Burden of diabetes in cancer inpatients

Shitij Kapoor, The University of Texas School of Public Health


Inpatient hyperglycemia has been shown to be associated with higher morbidity and mortality. Treatment of inpatient hyperglycemia reduces morbidity and mortality at least in the intensive care unit. Burden and severity of hyperglycemia in an inpatient population of a cancer center is not known. The study is a secondary analysis of the primary study 'Prevalence of Diabetes in cancer inpatient'. Finger-stick glucose concentration and pharmacy data were collected prospectively for all hospitalizations to a large cancer center. Demographic, clinical and laboratory data were collected in a retrospective fashion. Between May 1 and July 31, 2006; 3,940 patients were admitted 5,489 times. Prior to their first admissions, 920(23.4%) of the 3940 patients had unrecognized or recognized hyperglycemia. Glucose was never tested during 1714 (31.8%) hospitalizations, including 170 (12%) of the 1414 admissions of the 920 patients with previous hyperglycemia, and, 109 (58%) of 188 patients who were not tested for glucose prior to their index admissions. Overall, sustained significant hyperglycemia (>= 200 mg/dL on two separate days) was present in 765 (13.9%). Antidiabetic treatment was dispensed in 1168 (21.3%), though 627 (53.7%) of these received only short/rapid acting insulin, and, 951 (17.3%)diabetes code before and in another 80 (1.5%) during stay in hospital, out of total 5489 admissions. Therefore diabetes mellitus or hyperglycemia affected 1525 (27.8%) out of all admissions and coding alone as a criterion for diagnosis of hyperglycemia would have underreported it by 32%. Hyperglycemia occurred more commonly during hospitalization of patients with older age, males, ethnic minorities, advanced malignancies, and those receiving glucocorticoids, parenteral nutrition, and those who had a past history of coding for diabetes or past hyperglycemia, but not in those with the cancers reported to be associated with diabetes mellitus. Of the recognized diabetics half had sustained significant hyperglycemia and 10% had three quarters glucoses tested above 180 mg/dL. To conclude, diabetes affects at least 27.8% of inpatients at our cancer center. Coding for diabetes significantly underreports the burden of the disease. Significant sustained hyperglycemia of >=200 mg/dL among inpatients at a cancer center is common, under-recognized, and either untreated or inadequately treated with suboptimal glycemic control. The implications of hyperglycemia in cancer inpatient populations need further investigations. Fasting serum or plasma glucose should be checked routinely for every patient admitted to a cancer hospital, to recognize and treat hyperglycemia as clinically appropriate.
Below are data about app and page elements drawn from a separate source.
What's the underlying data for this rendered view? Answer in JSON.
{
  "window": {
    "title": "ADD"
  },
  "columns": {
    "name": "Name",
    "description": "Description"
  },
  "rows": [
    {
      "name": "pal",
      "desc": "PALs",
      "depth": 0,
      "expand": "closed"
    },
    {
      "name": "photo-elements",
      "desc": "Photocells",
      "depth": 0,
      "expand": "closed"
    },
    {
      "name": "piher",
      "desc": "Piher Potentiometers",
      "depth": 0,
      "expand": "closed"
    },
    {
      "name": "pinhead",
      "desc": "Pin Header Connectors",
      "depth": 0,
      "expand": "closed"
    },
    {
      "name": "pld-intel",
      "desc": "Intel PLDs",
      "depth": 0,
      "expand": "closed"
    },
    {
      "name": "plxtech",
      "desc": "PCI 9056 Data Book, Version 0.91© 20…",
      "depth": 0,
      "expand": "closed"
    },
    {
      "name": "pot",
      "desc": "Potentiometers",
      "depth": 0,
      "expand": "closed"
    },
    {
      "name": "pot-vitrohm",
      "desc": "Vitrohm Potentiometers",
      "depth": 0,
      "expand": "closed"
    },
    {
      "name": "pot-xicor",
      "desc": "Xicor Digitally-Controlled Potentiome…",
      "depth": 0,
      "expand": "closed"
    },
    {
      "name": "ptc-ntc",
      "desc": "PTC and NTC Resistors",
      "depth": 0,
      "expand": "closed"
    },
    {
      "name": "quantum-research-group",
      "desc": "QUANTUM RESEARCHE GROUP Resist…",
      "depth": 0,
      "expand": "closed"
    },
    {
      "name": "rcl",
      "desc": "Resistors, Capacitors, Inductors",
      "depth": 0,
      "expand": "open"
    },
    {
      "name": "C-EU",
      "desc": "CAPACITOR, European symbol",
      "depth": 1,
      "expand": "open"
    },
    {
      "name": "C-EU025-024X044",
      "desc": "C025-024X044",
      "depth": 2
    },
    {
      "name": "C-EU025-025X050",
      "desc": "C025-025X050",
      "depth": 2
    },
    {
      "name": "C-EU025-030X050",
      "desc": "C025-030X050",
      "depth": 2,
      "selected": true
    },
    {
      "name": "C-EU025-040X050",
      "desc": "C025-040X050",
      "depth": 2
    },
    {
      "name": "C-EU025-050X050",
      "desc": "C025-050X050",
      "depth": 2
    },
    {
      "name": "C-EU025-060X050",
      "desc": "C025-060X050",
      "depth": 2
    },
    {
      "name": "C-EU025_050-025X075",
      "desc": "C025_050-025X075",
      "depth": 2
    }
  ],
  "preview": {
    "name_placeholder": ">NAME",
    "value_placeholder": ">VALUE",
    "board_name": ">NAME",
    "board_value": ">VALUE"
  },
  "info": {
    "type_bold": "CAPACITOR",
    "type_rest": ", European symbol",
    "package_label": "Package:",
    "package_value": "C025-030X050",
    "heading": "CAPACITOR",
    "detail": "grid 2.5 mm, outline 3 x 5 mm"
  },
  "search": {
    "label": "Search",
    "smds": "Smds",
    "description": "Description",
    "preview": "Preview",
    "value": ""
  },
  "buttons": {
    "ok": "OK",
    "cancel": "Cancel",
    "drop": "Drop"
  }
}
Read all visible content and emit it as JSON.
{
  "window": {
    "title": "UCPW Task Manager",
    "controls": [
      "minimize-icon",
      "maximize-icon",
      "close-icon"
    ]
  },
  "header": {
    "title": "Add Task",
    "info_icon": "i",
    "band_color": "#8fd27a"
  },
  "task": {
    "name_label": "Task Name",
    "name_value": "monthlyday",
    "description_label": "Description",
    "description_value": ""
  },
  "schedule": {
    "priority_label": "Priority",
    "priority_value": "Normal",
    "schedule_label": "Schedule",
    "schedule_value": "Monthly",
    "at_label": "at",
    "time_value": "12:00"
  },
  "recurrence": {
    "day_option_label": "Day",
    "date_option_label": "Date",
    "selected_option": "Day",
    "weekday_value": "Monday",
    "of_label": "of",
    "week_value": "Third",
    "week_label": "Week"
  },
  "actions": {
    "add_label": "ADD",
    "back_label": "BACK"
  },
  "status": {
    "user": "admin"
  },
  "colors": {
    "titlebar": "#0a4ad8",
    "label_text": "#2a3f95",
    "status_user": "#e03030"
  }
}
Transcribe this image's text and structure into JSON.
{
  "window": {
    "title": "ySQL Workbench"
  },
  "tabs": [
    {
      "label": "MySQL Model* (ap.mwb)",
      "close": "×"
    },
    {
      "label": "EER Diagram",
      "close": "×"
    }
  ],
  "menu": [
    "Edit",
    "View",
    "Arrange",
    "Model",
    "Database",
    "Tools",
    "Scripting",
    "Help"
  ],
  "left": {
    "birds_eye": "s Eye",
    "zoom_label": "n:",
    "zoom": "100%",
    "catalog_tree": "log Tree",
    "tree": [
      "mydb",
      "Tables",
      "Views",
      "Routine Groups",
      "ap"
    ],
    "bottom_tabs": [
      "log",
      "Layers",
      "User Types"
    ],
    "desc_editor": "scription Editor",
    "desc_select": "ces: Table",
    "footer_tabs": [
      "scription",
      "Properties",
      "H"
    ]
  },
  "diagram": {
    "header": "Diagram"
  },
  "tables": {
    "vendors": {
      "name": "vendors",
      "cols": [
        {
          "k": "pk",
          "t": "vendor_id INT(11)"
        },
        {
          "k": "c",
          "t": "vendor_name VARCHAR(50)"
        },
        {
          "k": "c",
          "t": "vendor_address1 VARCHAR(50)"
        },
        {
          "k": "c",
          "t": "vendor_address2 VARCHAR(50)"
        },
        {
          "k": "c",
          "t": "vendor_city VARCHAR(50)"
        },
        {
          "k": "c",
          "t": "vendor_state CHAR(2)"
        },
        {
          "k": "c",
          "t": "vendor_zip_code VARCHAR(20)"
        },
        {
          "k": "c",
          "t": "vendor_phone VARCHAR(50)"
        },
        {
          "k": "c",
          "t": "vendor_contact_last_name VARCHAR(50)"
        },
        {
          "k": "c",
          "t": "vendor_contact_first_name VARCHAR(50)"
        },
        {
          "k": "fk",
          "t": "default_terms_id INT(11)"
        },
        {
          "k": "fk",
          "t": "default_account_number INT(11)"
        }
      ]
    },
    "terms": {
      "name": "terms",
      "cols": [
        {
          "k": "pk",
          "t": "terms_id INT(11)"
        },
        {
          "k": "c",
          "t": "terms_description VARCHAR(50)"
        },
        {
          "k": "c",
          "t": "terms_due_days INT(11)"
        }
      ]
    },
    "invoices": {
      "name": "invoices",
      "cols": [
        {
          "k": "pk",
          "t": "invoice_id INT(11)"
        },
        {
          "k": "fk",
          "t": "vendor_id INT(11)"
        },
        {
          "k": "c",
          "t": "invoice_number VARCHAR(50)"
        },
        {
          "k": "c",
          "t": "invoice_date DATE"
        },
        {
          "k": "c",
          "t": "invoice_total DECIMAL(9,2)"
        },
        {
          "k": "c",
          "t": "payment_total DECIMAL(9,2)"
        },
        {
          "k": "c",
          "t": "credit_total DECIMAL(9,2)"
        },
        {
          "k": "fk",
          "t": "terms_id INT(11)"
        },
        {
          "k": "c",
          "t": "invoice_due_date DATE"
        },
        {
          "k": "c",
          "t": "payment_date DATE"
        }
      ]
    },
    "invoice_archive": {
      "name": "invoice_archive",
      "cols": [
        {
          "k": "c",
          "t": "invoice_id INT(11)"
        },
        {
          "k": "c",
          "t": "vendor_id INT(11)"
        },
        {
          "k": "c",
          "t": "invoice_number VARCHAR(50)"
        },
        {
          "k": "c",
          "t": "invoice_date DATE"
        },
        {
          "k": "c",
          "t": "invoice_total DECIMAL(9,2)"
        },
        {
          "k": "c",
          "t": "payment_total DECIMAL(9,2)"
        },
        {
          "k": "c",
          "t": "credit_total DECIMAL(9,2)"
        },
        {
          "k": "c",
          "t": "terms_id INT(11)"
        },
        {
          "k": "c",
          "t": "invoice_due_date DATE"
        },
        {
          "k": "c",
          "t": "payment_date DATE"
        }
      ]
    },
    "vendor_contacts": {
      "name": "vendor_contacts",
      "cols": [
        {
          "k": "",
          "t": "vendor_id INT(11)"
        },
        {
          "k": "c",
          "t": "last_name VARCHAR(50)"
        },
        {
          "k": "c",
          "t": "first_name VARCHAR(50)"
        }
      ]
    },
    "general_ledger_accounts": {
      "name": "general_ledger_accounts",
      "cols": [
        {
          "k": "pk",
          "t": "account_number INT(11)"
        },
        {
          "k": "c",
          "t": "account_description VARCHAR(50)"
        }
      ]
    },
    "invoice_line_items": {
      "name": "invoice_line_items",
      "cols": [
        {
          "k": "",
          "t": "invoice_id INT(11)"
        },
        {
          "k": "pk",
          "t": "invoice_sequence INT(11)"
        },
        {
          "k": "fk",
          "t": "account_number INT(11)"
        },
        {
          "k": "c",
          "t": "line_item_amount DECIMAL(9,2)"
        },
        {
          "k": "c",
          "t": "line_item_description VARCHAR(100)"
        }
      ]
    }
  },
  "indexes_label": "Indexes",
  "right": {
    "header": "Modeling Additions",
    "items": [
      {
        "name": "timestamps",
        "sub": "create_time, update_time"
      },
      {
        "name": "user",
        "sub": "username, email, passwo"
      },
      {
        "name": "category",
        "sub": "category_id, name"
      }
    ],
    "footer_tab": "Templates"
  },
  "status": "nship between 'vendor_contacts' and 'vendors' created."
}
Subject Area

Public health

Recommended Citation

Kapoor, Shitij, "Burden of diabetes in cancer inpatients" (2009). Texas Medical Center Dissertations (via ProQuest). AAI1467406.